▸ **What the task asks**: Lines that contain the string "ぬるインク" are the ones to list; copy all of them from the records.

▸ **Extracted data**:

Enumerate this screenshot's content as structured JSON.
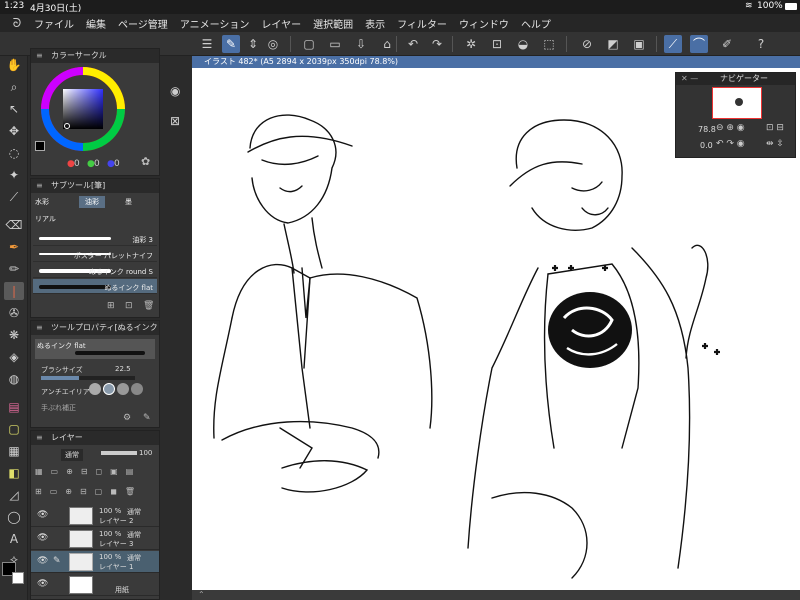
{
  "status": {
    "time": "1:23",
    "date": "4月30日(土)",
    "battery": "100%"
  },
  "menu": [
    "ファイル",
    "編集",
    "ページ管理",
    "アニメーション",
    "レイヤー",
    "選択範囲",
    "表示",
    "フィルター",
    "ウィンドウ",
    "ヘルプ"
  ],
  "panels": {
    "color": {
      "title": "カラーサークル",
      "values": [
        "0",
        "0",
        "0"
      ]
    },
    "subtool": {
      "title": "サブツール[筆]",
      "tabs": [
        "水彩",
        "油彩",
        "墨"
      ],
      "tab2": "リアル",
      "brushes": [
        "油彩 3",
        "ポスター パレットナイフ",
        "ぬるインク round S",
        "ぬるインク flat"
      ]
    },
    "toolprop": {
      "title": "ツールプロパティ[ぬるインク",
      "brush_name": "ぬるインク flat",
      "size_label": "ブラシサイズ",
      "size_value": "22.5",
      "aa_label": "アンチエイリア",
      "extra_label": "手ぶれ補正"
    },
    "layers": {
      "title": "レイヤー",
      "blend": "通常",
      "opacity": "100",
      "rows": [
        {
          "pct": "100 %",
          "mode": "通常",
          "name": "レイヤー 2"
        },
        {
          "pct": "100 %",
          "mode": "通常",
          "name": "レイヤー 3"
        },
        {
          "pct": "100 %",
          "mode": "通常",
          "name": "レイヤー 1"
        },
        {
          "pct": "",
          "mode": "",
          "name": "用紙"
        }
      ]
    }
  },
  "canvas": {
    "tab_title": "イラスト 482* (A5 2894 x 2039px 350dpi 78.8%)"
  },
  "navigator": {
    "title": "ナビゲーター",
    "zoom": "78.8",
    "angle": "0.0"
  }
}
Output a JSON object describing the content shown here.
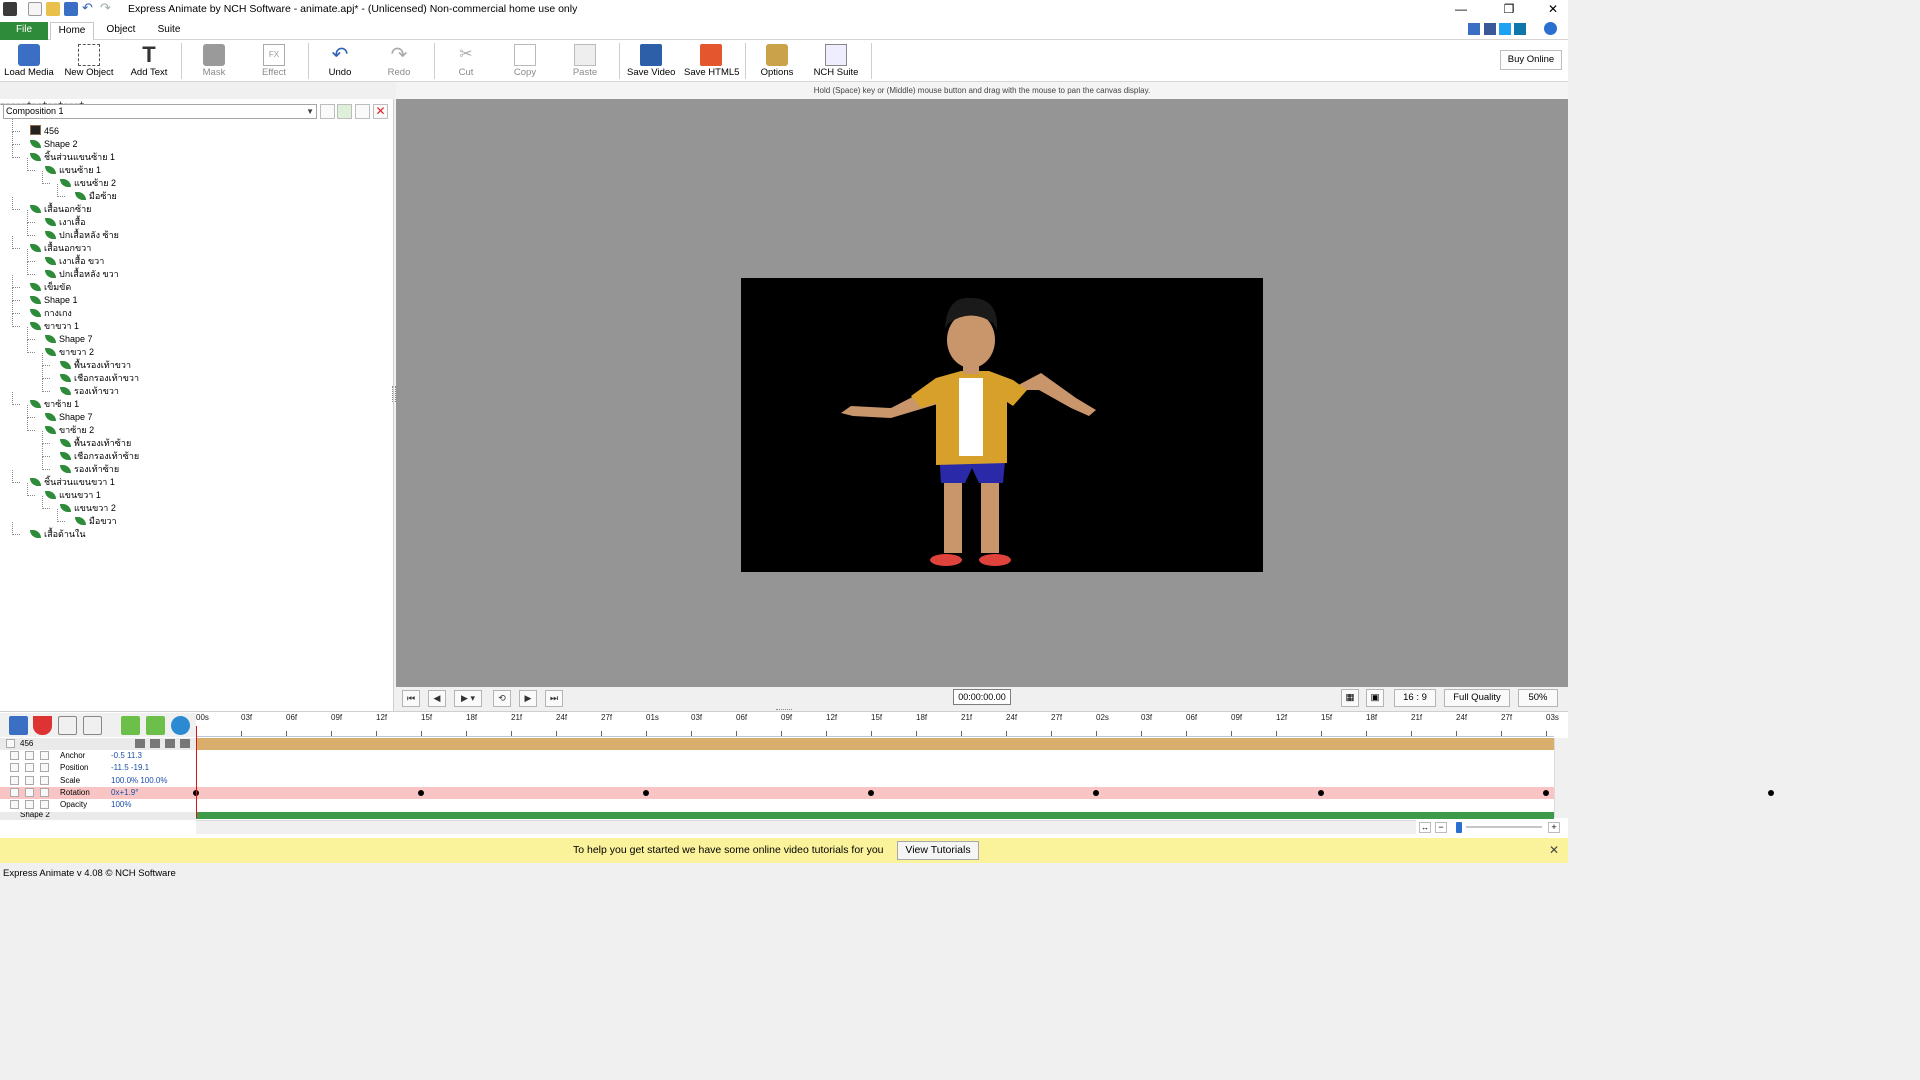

▸ **Response**:
        "ぬるインク round S",
        "ぬるインク flat"
      "title": "ツールプロパティ[ぬるインク",
      "brush_name": "ぬるインク flat",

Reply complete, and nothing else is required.